Have you seen this movie? It’s the Disney tale of a teenage daughter and her mother in classic parent/teen conflict who experience a body switch for a day to help them understand each other. That part about the parent and teen conflict? That is my life lately, and it is not easy to write about. The past few weeks I have posted about the fun times in my life, and called those posts “Fun Fridays.” This Friday is not fun. In fact, it’s completely not fun.

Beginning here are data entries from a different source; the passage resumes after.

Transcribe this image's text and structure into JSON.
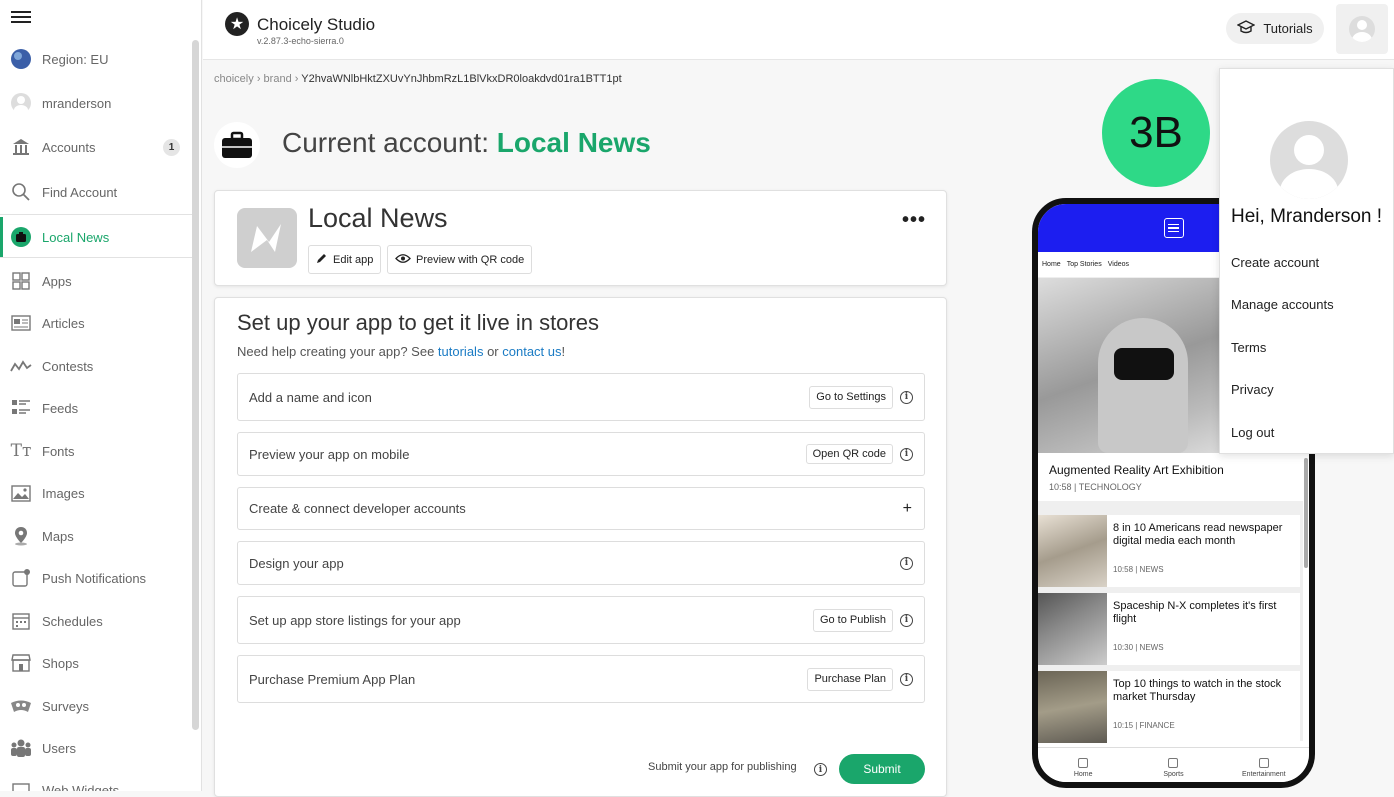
{
  "sidebar": {
    "region": "Region: EU",
    "user": "mranderson",
    "items": [
      {
        "label": "Accounts",
        "badge": "1",
        "icon": "bank-icon"
      },
      {
        "label": "Find Account",
        "icon": "search-icon"
      },
      {
        "label": "Local News",
        "icon": "briefcase-icon",
        "active": true
      },
      {
        "label": "Apps",
        "icon": "grid-icon"
      },
      {
        "label": "Articles",
        "icon": "article-icon"
      },
      {
        "label": "Contests",
        "icon": "contest-icon"
      },
      {
        "label": "Feeds",
        "icon": "feed-icon"
      },
      {
        "label": "Fonts",
        "icon": "font-icon"
      },
      {
        "label": "Images",
        "icon": "image-icon"
      },
      {
        "label": "Maps",
        "icon": "map-pin-icon"
      },
      {
        "label": "Push Notifications",
        "icon": "push-icon"
      },
      {
        "label": "Schedules",
        "icon": "calendar-icon"
      },
      {
        "label": "Shops",
        "icon": "shop-icon"
      },
      {
        "label": "Surveys",
        "icon": "survey-icon"
      },
      {
        "label": "Users",
        "icon": "users-icon"
      },
      {
        "label": "Web Widgets",
        "icon": "widget-icon"
      }
    ]
  },
  "header": {
    "title": "Choicely Studio",
    "version": "v.2.87.3-echo-sierra.0",
    "tutorials_label": "Tutorials"
  },
  "breadcrumb": {
    "parts": [
      "choicely",
      "brand",
      "Y2hvaWNlbHktZXUvYnJhbmRzL1BlVkxDR0loakdvd01ra1BTT1pt"
    ]
  },
  "account": {
    "prefix": "Current account: ",
    "name": "Local News"
  },
  "app_card": {
    "name": "Local News",
    "edit_label": "Edit app",
    "preview_label": "Preview with QR code",
    "more_label": "•••"
  },
  "setup": {
    "title": "Set up your app to get it live in stores",
    "help_prefix": "Need help creating your app? See ",
    "help_link1": "tutorials",
    "help_mid": " or ",
    "help_link2": "contact us",
    "help_suffix": "!",
    "steps": [
      {
        "label": "Add a name and icon",
        "action": "Go to Settings"
      },
      {
        "label": "Preview your app on mobile",
        "action": "Open QR code"
      },
      {
        "label": "Create & connect developer accounts",
        "action": "+"
      },
      {
        "label": "Design your app"
      },
      {
        "label": "Set up app store listings for your app",
        "action": "Go to Publish"
      },
      {
        "label": "Purchase Premium App Plan",
        "action": "Purchase Plan"
      }
    ],
    "submit_text": "Submit your app for publishing",
    "submit_label": "Submit"
  },
  "badge": "3B",
  "phone": {
    "tabs": [
      "Home",
      "Top Stories",
      "Videos"
    ],
    "hero_title": "Augmented Reality Art Exhibition",
    "hero_meta": "10:58 | TECHNOLOGY",
    "articles": [
      {
        "title": "8 in 10 Americans read newspaper digital media each month",
        "meta": "10:58 | NEWS"
      },
      {
        "title": "Spaceship N-X completes it's first flight",
        "meta": "10:30 | NEWS"
      },
      {
        "title": "Top 10 things to watch in the stock market Thursday",
        "meta": "10:15 | FINANCE"
      }
    ],
    "bottom": [
      "Home",
      "Sports",
      "Entertainment"
    ]
  },
  "dropdown": {
    "greeting": "Hei, Mranderson !",
    "items": [
      "Create account",
      "Manage accounts",
      "Terms",
      "Privacy",
      "Log out"
    ]
  },
  "colors": {
    "accent": "#1aa66b",
    "badge": "#2ed987",
    "phone_header": "#1c1ef0",
    "link": "#1a7bc4"
  }
}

Yet, as difficult as it is a parent trying to negotiate your way through teen drama, the Freaky Friday experience let’s me catch glimpses into my own painful experiences as a young teen. That terrible trying-to-fit-in-I-want-to-hang-with-the-popular-girls-please-cute-boy-like-me-stage. It reminds me how it felt to go home to parents who couldn’t’ possibly understand what it meant to be in middle school and feel the peer pressure and the academic pressure to keep up. How it felt to be the only one in the universe with parents who were so strict and old-fashioned that I couldn’t wait to get out of their clutches. As I am witness to all her teen anguish it pains me to see her hurt, and yet I find it hard to overcome my own resentment and impatience at her self-centered, disrespectful behavior. It’s even more troubling for me because I am only the step-mother, and my role is limited. I am there to support my husband, her father, in raising her. My own mothering instinct kicks in and I feel the need to discipline, and intervene so that I can maintain some degree of calm in the midst of this storm, and protect the rest of the household.

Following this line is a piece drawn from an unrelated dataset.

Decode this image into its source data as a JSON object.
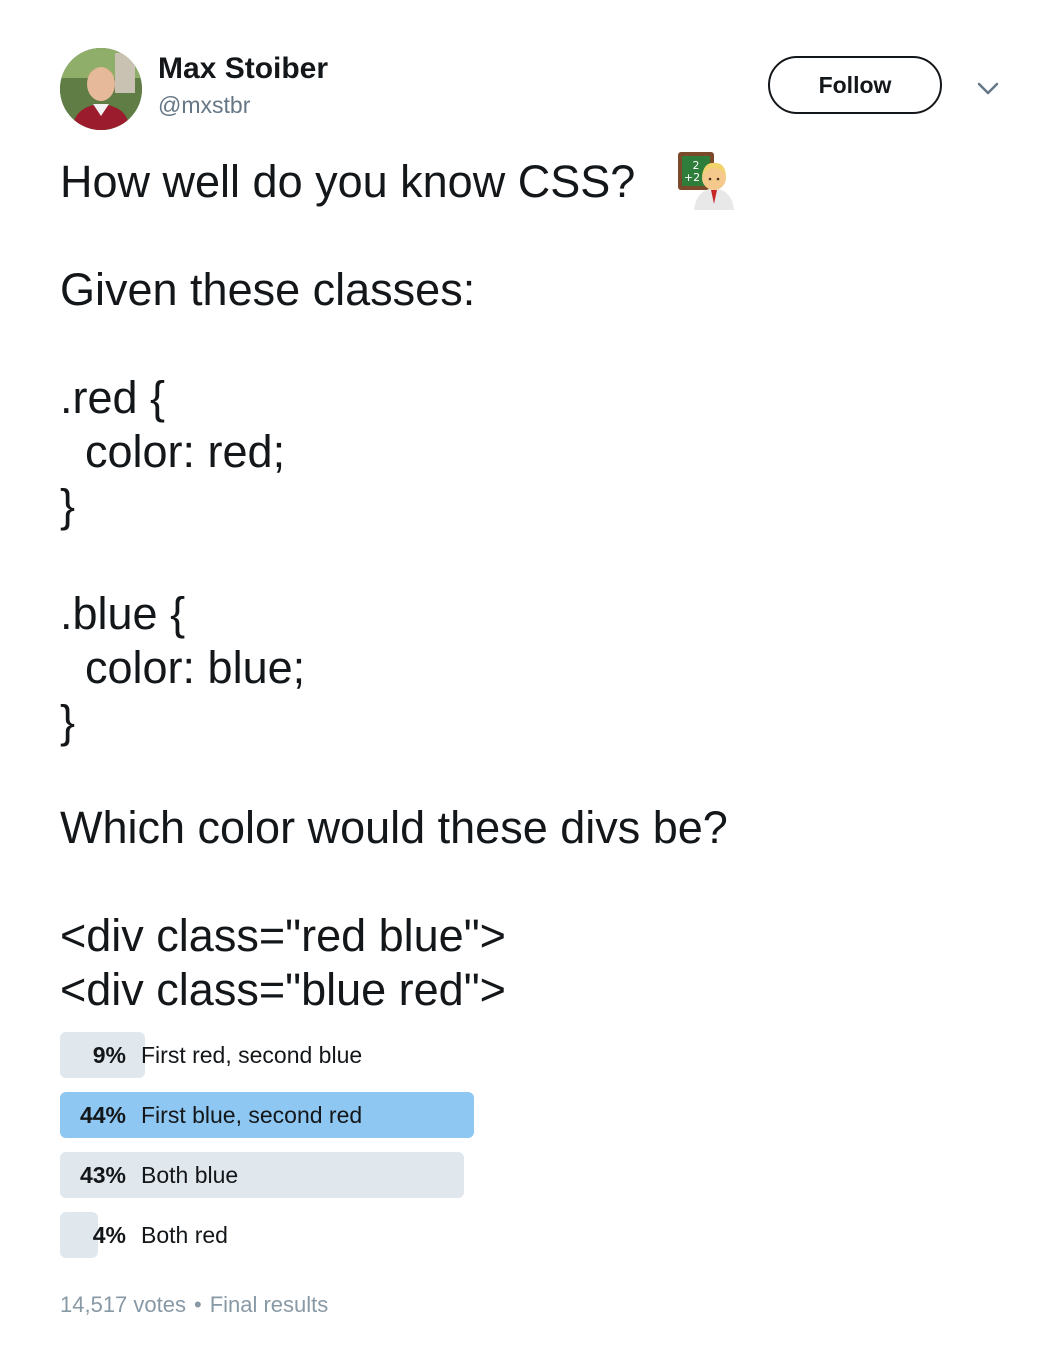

I feel badly for her, guilty about my own feelings of impatience and anger, sad for my husband who is doing the best he can, loving her in this storm, and feeling unloved in return. I almost wish we could have that Disney moment. A moment filled with clarity after the parent and daughter, having switched places and after returning to their own bodies, each gain valuable insight and a deeper appreciation for each other. But our own version of this movie has just begun. Even though her father and I have been through our own adolescence, and we should be able to understand her, in the heat of the battle we forget what it’s like. And because, she is still weathering her own adolescence, and has yet to experience the “joys” of parenthood, she cannot understand how it feels as parents to be deemed irrelevant and considered the cause of all that is wrong in life.

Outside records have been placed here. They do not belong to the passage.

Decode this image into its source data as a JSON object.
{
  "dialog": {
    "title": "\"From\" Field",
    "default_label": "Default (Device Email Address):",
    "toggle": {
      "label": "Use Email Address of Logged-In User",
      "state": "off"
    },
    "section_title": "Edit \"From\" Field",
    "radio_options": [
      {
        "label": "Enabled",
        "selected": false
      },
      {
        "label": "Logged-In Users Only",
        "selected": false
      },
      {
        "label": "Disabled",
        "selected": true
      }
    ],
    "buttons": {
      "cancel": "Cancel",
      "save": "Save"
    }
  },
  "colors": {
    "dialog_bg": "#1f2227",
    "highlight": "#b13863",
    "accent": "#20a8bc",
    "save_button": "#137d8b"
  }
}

In the Disney movie the mother, played by Jamie Lee Curtis, and the teen daughter, played by Lindsey Lohan, work out their differences and you are left with the impression that they will have a good relationship. But, I fear what every parent of a teen must fear, that in real life it may not always work out so happily. Look at Lindsey’s life now? I only hope that this too shall pass and my Freaky Friday experience works out like the Disney film version.